Dataset rows describing interfaces:
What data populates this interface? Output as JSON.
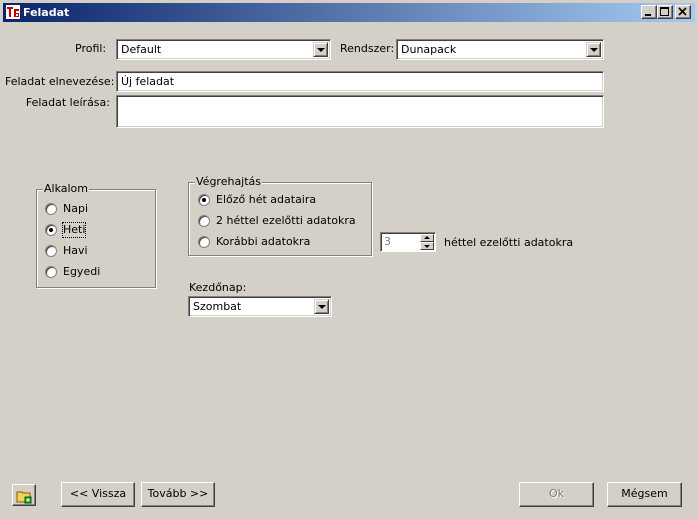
{
  "window": {
    "title": "Feladat"
  },
  "profile": {
    "label": "Profil:",
    "value": "Default"
  },
  "system": {
    "label": "Rendszer:",
    "value": "Dunapack"
  },
  "task_name": {
    "label": "Feladat elnevezése:",
    "value": "Új feladat"
  },
  "task_description": {
    "label": "Feladat leírása:",
    "value": ""
  },
  "occasion": {
    "legend": "Alkalom",
    "options": [
      "Napi",
      "Heti",
      "Havi",
      "Egyedi"
    ],
    "selected": "Heti"
  },
  "execution": {
    "legend": "Végrehajtás",
    "options": [
      "Előző hét adataira",
      "2 héttel ezelőtti adatokra",
      "Korábbi adatokra"
    ],
    "selected": "Előző hét adataira",
    "weeks_value": "3",
    "weeks_suffix": "héttel ezelőtti adatokra"
  },
  "start_day": {
    "label": "Kezdőnap:",
    "value": "Szombat"
  },
  "buttons": {
    "back": "<< Vissza",
    "next": "Tovább >>",
    "ok": "Ok",
    "cancel": "Mégsem"
  },
  "colors": {
    "titlebar_start": "#0a246a",
    "titlebar_end": "#a6caf0",
    "face": "#d4d0c8"
  },
  "icons": {
    "app": "app-logo-icon",
    "save": "folder-save-icon"
  }
}
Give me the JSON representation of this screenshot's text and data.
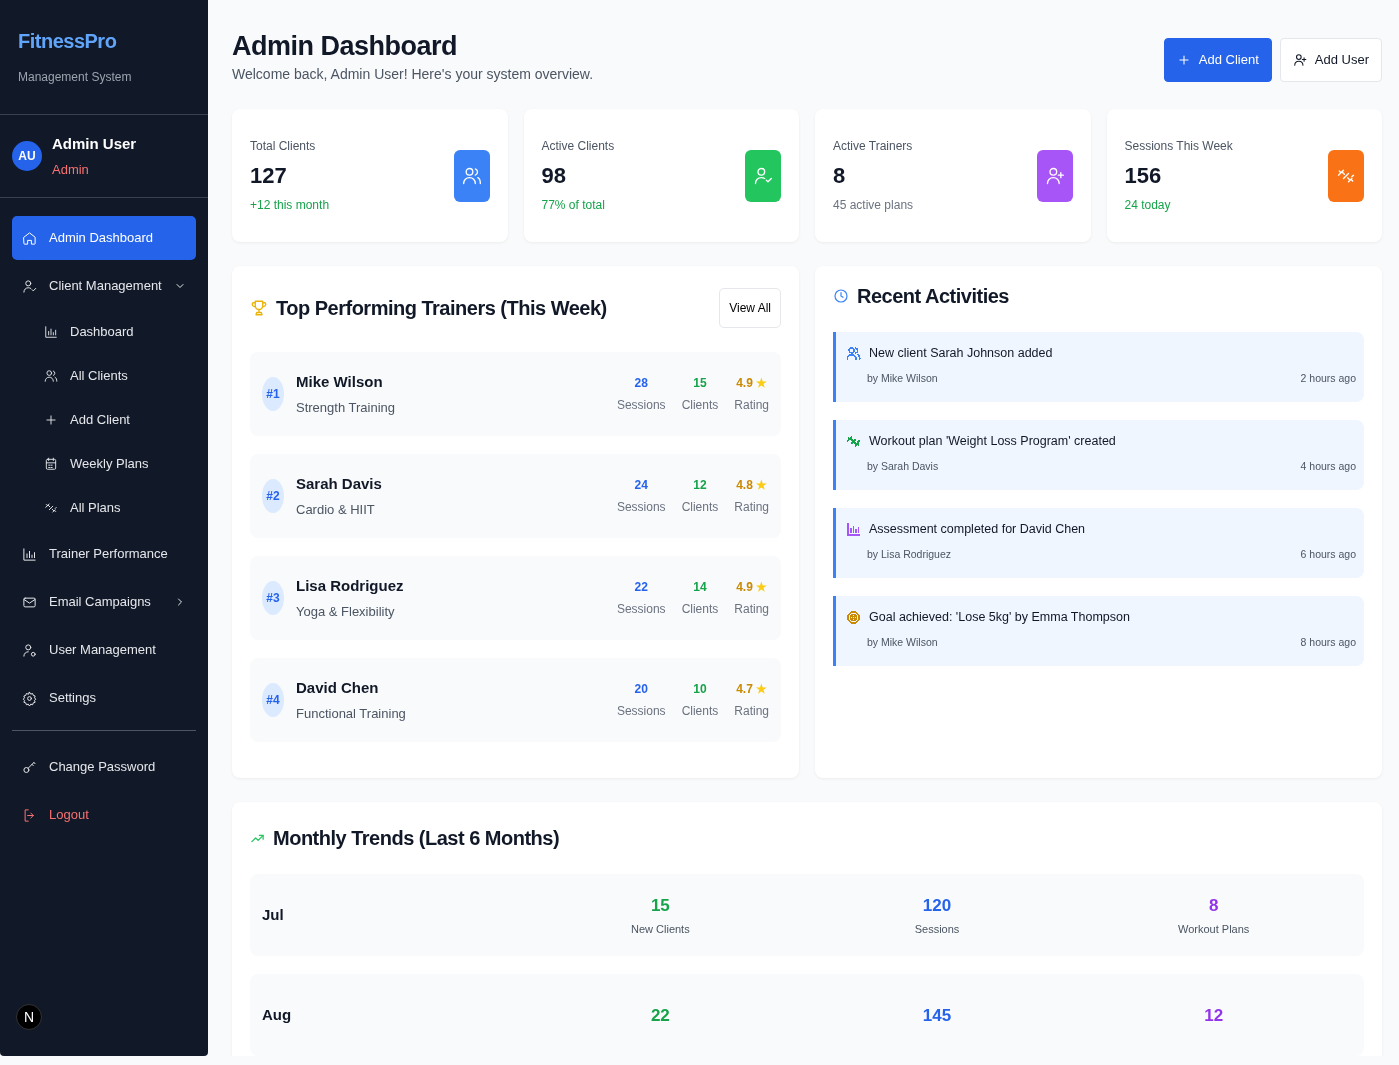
{
  "brand": {
    "title": "FitnessPro",
    "subtitle": "Management System"
  },
  "user": {
    "initials": "AU",
    "name": "Admin User",
    "role": "Admin"
  },
  "nav": [
    {
      "label": "Admin Dashboard",
      "selected": true,
      "kind": "link"
    },
    {
      "label": "Client Management",
      "selected": false,
      "kind": "group",
      "expanded": true,
      "children": [
        {
          "label": "Dashboard",
          "selected": false
        },
        {
          "label": "All Clients",
          "selected": false
        },
        {
          "label": "Add Client",
          "selected": false
        },
        {
          "label": "Weekly Plans",
          "selected": false
        },
        {
          "label": "All Plans",
          "selected": false
        }
      ]
    },
    {
      "label": "Trainer Performance",
      "selected": false,
      "kind": "link"
    },
    {
      "label": "Email Campaigns",
      "selected": false,
      "kind": "group",
      "expanded": false
    },
    {
      "label": "User Management",
      "selected": false,
      "kind": "link"
    },
    {
      "label": "Settings",
      "selected": false,
      "kind": "link"
    }
  ],
  "nav_footer": [
    {
      "label": "Change Password",
      "kind": "normal"
    },
    {
      "label": "Logout",
      "kind": "danger"
    }
  ],
  "dev_badge": "N",
  "header": {
    "title": "Admin Dashboard",
    "subtitle": "Welcome back, Admin User! Here's your system overview.",
    "actions": [
      {
        "label": "Add Client",
        "kind": "primary"
      },
      {
        "label": "Add User",
        "kind": "outline"
      }
    ]
  },
  "stats": [
    {
      "label": "Total Clients",
      "value": "127",
      "note": "+12 this month",
      "positive": true,
      "color": "#3b82f6"
    },
    {
      "label": "Active Clients",
      "value": "98",
      "note": "77% of total",
      "positive": true,
      "color": "#22c55e"
    },
    {
      "label": "Active Trainers",
      "value": "8",
      "note": "45 active plans",
      "positive": false,
      "color": "#a855f7"
    },
    {
      "label": "Sessions This Week",
      "value": "156",
      "note": "24 today",
      "positive": true,
      "color": "#f97316"
    }
  ],
  "trainers": {
    "title": "Top Performing Trainers (This Week)",
    "button": "View All",
    "items": [
      {
        "rank": "#1",
        "name": "Mike Wilson",
        "specialty": "Strength Training",
        "metrics": [
          {
            "value": "28",
            "label": "Sessions",
            "kind": "sessions"
          },
          {
            "value": "15",
            "label": "Clients",
            "kind": "clients"
          },
          {
            "value": "4.9",
            "star": "★",
            "label": "Rating",
            "kind": "rating"
          }
        ]
      },
      {
        "rank": "#2",
        "name": "Sarah Davis",
        "specialty": "Cardio & HIIT",
        "metrics": [
          {
            "value": "24",
            "label": "Sessions",
            "kind": "sessions"
          },
          {
            "value": "12",
            "label": "Clients",
            "kind": "clients"
          },
          {
            "value": "4.8",
            "star": "★",
            "label": "Rating",
            "kind": "rating"
          }
        ]
      },
      {
        "rank": "#3",
        "name": "Lisa Rodriguez",
        "specialty": "Yoga & Flexibility",
        "metrics": [
          {
            "value": "22",
            "label": "Sessions",
            "kind": "sessions"
          },
          {
            "value": "14",
            "label": "Clients",
            "kind": "clients"
          },
          {
            "value": "4.9",
            "star": "★",
            "label": "Rating",
            "kind": "rating"
          }
        ]
      },
      {
        "rank": "#4",
        "name": "David Chen",
        "specialty": "Functional Training",
        "metrics": [
          {
            "value": "20",
            "label": "Sessions",
            "kind": "sessions"
          },
          {
            "value": "10",
            "label": "Clients",
            "kind": "clients"
          },
          {
            "value": "4.7",
            "star": "★",
            "label": "Rating",
            "kind": "rating"
          }
        ]
      }
    ]
  },
  "activities": {
    "title": "Recent Activities",
    "items": [
      {
        "text": "New client Sarah Johnson added",
        "by": "by Mike Wilson",
        "time": "2 hours ago",
        "kind": "client",
        "color": "#3b82f6"
      },
      {
        "text": "Workout plan 'Weight Loss Program' created",
        "by": "by Sarah Davis",
        "time": "4 hours ago",
        "kind": "plan",
        "color": "#16a34a"
      },
      {
        "text": "Assessment completed for David Chen",
        "by": "by Lisa Rodriguez",
        "time": "6 hours ago",
        "kind": "assessment",
        "color": "#a855f7"
      },
      {
        "text": "Goal achieved: 'Lose 5kg' by Emma Thompson",
        "by": "by Mike Wilson",
        "time": "8 hours ago",
        "kind": "goal",
        "color": "#ca8a04"
      }
    ]
  },
  "trends": {
    "title": "Monthly Trends (Last 6 Months)",
    "rows": [
      {
        "month": "Jul",
        "metrics": [
          {
            "value": "15",
            "label": "New Clients",
            "kind": "clients"
          },
          {
            "value": "120",
            "label": "Sessions",
            "kind": "sessions"
          },
          {
            "value": "8",
            "label": "Workout Plans",
            "kind": "plans"
          }
        ]
      },
      {
        "month": "Aug",
        "metrics": [
          {
            "value": "22",
            "kind": "clients"
          },
          {
            "value": "145",
            "kind": "sessions"
          },
          {
            "value": "12",
            "kind": "plans"
          }
        ]
      }
    ]
  }
}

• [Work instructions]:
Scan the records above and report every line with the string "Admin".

• [Solution to the exercise]:
    "name": "Admin User",
    "role": "Admin"
      "label": "Admin Dashboard",
    "title": "Admin Dashboard",
    "subtitle": "Welcome back, Admin User! Here's your system overview.",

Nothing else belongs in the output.